_Action item_: Lines in which "image" appears should be pulled from the data below.

_Data records for software interfaces_:
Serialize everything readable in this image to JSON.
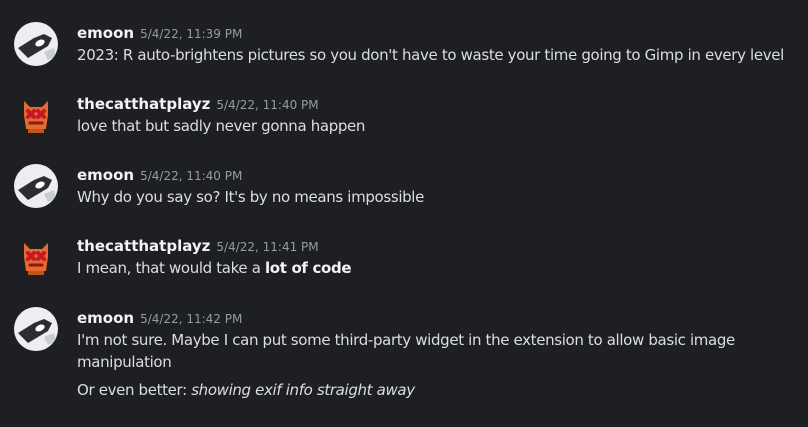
{
  "messages": [
    {
      "author": "emoon",
      "avatar_icon": "emoon-avatar-icon",
      "timestamp": "5/4/22, 11:39 PM",
      "lines": [
        {
          "text": "2023: R auto-brightens pictures so you don't have to waste your time going to Gimp in every level"
        }
      ]
    },
    {
      "author": "thecatthatplayz",
      "avatar_icon": "red-angry-cat-avatar-icon",
      "timestamp": "5/4/22, 11:40 PM",
      "lines": [
        {
          "text": "love that but sadly never gonna happen"
        }
      ]
    },
    {
      "author": "emoon",
      "avatar_icon": "emoon-avatar-icon",
      "timestamp": "5/4/22, 11:40 PM",
      "lines": [
        {
          "text": "Why do you say so? It's by no means impossible"
        }
      ]
    },
    {
      "author": "thecatthatplayz",
      "avatar_icon": "red-angry-cat-avatar-icon",
      "timestamp": "5/4/22, 11:41 PM",
      "lines": [
        {
          "prefix": "I mean, that would take a ",
          "bold": "lot of code"
        }
      ]
    },
    {
      "author": "emoon",
      "avatar_icon": "emoon-avatar-icon",
      "timestamp": "5/4/22, 11:42 PM",
      "lines": [
        {
          "text": "I'm not sure. Maybe I can put some third-party widget in the extension to allow basic image manipulation"
        },
        {
          "prefix": "Or even better: ",
          "italic": "showing exif info straight away"
        }
      ]
    }
  ],
  "colors": {
    "background": "#1e1f22",
    "text": "#dbdee1",
    "author": "#f2f3f5",
    "timestamp": "#949ba4"
  }
}
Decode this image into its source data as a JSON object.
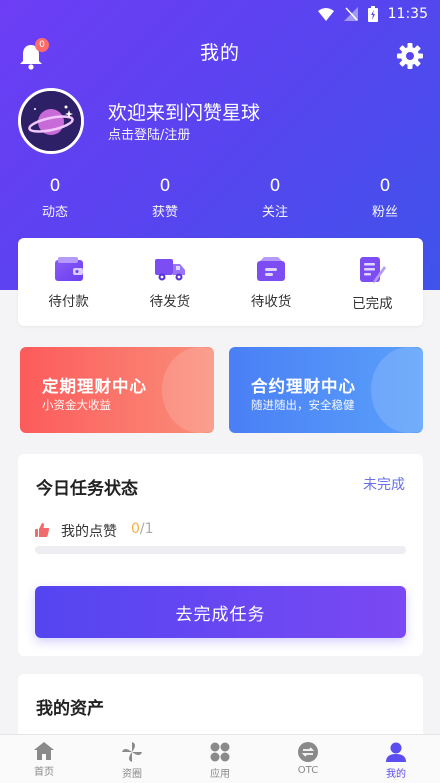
{
  "status_bar": {
    "time": "11:35"
  },
  "header": {
    "title": "我的",
    "notification_count": "0",
    "welcome_text": "欢迎来到闪赞星球",
    "login_text": "点击登陆/注册"
  },
  "stats": [
    {
      "value": "0",
      "label": "动态"
    },
    {
      "value": "0",
      "label": "获赞"
    },
    {
      "value": "0",
      "label": "关注"
    },
    {
      "value": "0",
      "label": "粉丝"
    }
  ],
  "orders": [
    {
      "label": "待付款",
      "icon": "wallet-icon"
    },
    {
      "label": "待发货",
      "icon": "truck-icon"
    },
    {
      "label": "待收货",
      "icon": "package-icon"
    },
    {
      "label": "已完成",
      "icon": "document-done-icon"
    }
  ],
  "promos": [
    {
      "title": "定期理财中心",
      "subtitle": "小资金大收益",
      "color": "#fc5b5b"
    },
    {
      "title": "合约理财中心",
      "subtitle": "随进随出，安全稳健",
      "color": "#4a7ff5"
    }
  ],
  "task": {
    "title": "今日任务状态",
    "status": "未完成",
    "item_name": "我的点赞",
    "progress_done": "0",
    "progress_total": "/1",
    "progress_fraction": 0,
    "button_label": "去完成任务"
  },
  "assets": {
    "title": "我的资产"
  },
  "tabbar": [
    {
      "label": "首页",
      "icon": "home-icon",
      "active": false
    },
    {
      "label": "资圈",
      "icon": "pinwheel-icon",
      "active": false
    },
    {
      "label": "应用",
      "icon": "apps-icon",
      "active": false
    },
    {
      "label": "OTC",
      "icon": "exchange-icon",
      "active": false
    },
    {
      "label": "我的",
      "icon": "user-icon",
      "active": true
    }
  ],
  "colors": {
    "primary": "#5b4df0",
    "accent_orange": "#f3b23e",
    "red": "#fc5b5b",
    "blue": "#4a7ff5"
  }
}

_Written reply_:
Serialize everything readable in this image to JSON.
          "text": "I'm not sure. Maybe I can put some third-party widget in the extension to allow basic image manipulation"
Decode this image into its source data as a JSON object.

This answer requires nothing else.